Dr. Andrew Posselt:

Well, there are a number of paths that people are taking who are working in this field, and obviously, the first thing that we need to try to accomplish, and I think we're very close, is to really improve the efficacy of the islet isolation process. Currently people estimate there are about a million islets in a normal pancreas, and if we perform a really good isolation, we obtain, maybe, 500 or 600,000 islets, high quality islets. So, we're getting pretty good at isolating all of them, but not quite there yet.

And, I think, if we are able to isolate more islets more efficiently and make sure they are top quality, in terms of the health of the islet, then that will help us a lot to be able to transplant more patients because, currently, most patients need two transplants and there's a lack of donors, it makes it more difficult. That's one issue, improving the efficacy of the islet isolation.

The other one is immunosuppression, as you mentioned. I think you know this is, sort of, a hurdle that involves all of transplantation, since all patients need to take immunosuppression after transplant. Islets are a little tricky because they're not — once they go into the liver you can't find them again, so there's no way to tell, by doing a biopsy or something like that, whether they're being rejected or not, so if rejection happens it can go all the way and destroy all the islets before you really know it before the patient becomes diabetic again. They do need to take immunosuppression, and there's a lot of drive to find more effective but less toxic immunosuppressive drugs, such as various antibodies and so forth.

And, maybe, down the line, we will be able to figure out how to make someone tolerant. And, in fact, we have one patient that we transplanted with islets about five years ago, I would say, and for a variety of reasons she ended up coming off immunosuppression, and she's now been off all immunosuppression for almost a year, and her sugars are completely normal and her islets are working well. We don't understand how this happened, but it shows you that it is possible.

Andrew Schorr:

So, looking to the future, for people with type 1 diabetes, who are listening or maybe people with pancreatitis who are at their wit's end, would you say there's a great deal of hope that this technology and the skill can be refined more to give them even greater benefit?

Dr. Andrew Posselt:

Absolutely. Yes. Definitely.

Andrew Schorr:

It sounds like you're a leading center. If someone is listening, you're certainly open to consultations to see whether this is right for them.

Dr. Andrew Posselt:

Correct. Yes.

Andrew Schorr:

Well, I want to congratulate you for all the work you've done to this point, and the difference you've made in people's lives. I was reading a story about a dancer who is, as you said, you know, not insulin dependent anymore, and she leads a pretty normal life, and I know she's dancing up a storm. So as you said, that makes you feel great.

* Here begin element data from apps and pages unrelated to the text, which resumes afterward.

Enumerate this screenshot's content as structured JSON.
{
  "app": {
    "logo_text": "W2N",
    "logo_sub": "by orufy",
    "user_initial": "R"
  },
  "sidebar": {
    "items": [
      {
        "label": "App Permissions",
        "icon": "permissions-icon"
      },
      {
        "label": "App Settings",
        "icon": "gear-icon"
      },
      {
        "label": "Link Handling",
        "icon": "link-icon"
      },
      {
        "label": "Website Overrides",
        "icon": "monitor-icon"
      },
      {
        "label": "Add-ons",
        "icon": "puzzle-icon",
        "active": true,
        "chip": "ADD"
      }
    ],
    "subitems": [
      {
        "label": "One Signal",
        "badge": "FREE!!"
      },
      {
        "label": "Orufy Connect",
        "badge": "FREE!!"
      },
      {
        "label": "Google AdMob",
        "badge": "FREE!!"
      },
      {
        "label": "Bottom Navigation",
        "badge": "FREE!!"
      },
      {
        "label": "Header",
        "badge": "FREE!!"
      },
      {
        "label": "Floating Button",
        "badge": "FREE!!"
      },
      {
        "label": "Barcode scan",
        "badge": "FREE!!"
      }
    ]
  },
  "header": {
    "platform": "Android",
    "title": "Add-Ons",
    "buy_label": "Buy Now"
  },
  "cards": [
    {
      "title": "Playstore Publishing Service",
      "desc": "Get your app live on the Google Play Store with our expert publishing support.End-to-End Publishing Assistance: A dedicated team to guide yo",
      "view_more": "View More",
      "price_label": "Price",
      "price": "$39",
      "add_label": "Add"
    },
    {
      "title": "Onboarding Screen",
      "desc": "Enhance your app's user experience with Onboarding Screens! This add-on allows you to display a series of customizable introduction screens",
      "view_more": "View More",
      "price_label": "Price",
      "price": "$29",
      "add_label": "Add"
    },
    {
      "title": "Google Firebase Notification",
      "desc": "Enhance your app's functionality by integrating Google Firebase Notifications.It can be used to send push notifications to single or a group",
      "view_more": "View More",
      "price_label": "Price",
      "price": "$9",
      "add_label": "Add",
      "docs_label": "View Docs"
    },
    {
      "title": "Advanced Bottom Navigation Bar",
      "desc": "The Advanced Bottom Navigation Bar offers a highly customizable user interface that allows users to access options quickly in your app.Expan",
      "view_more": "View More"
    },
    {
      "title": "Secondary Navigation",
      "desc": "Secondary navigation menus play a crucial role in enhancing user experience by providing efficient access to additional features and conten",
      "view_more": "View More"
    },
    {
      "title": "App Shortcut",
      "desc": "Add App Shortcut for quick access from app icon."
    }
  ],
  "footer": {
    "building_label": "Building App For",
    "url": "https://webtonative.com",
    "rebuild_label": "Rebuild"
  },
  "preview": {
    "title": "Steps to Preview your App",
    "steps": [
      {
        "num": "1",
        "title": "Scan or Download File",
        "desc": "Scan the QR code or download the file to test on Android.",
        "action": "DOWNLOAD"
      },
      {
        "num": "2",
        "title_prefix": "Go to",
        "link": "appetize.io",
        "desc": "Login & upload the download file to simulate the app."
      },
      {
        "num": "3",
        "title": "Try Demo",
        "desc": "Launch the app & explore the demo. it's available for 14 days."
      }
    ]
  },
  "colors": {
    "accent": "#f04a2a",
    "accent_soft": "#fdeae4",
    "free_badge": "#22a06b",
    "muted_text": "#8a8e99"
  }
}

Dr. Andrew Posselt, the director of the Pancreatic Islet Cell Transplant Program at UCSF Medical Center, thank you so much for being with us and your devotion to patients.

Dr. Andrew Posselt:

Thanks so much for having me.

Andrew Schorr:

All right. Very positive medical story, and it continues to evolve to help people with type 1 diabetes, and as you heard now another condition, chronic pancreatitis.

I'm Andrew Schorr. Thank you for be listening. Remember, knowledge can be the best medicine of all.

This interview was recorded on May 10, 2013.

 

Reviewed by health care specialists at UCSF Medical Center.

This information is for educational purposes only and is not intended to replace the advice of your doctor or health care provider. We encourage you to discuss with your doctor any questions or concerns you may have.

Related Information

UCSF Clinics & Centers

Endocrinology

Diabetes Clinic at Parnassus
400 Parnassus Ave., Suite A-550
San Francisco, CA 94143
Phone: (415) 353–2350
Fax: (415) 353–2337

Diabetes Clinic at Parnassus
400 Parnassus Ave., Suite A-550
San Francisco, CA 94143
Phone: (415) 353–2350
Fax: (415) 353–2337

Condition Information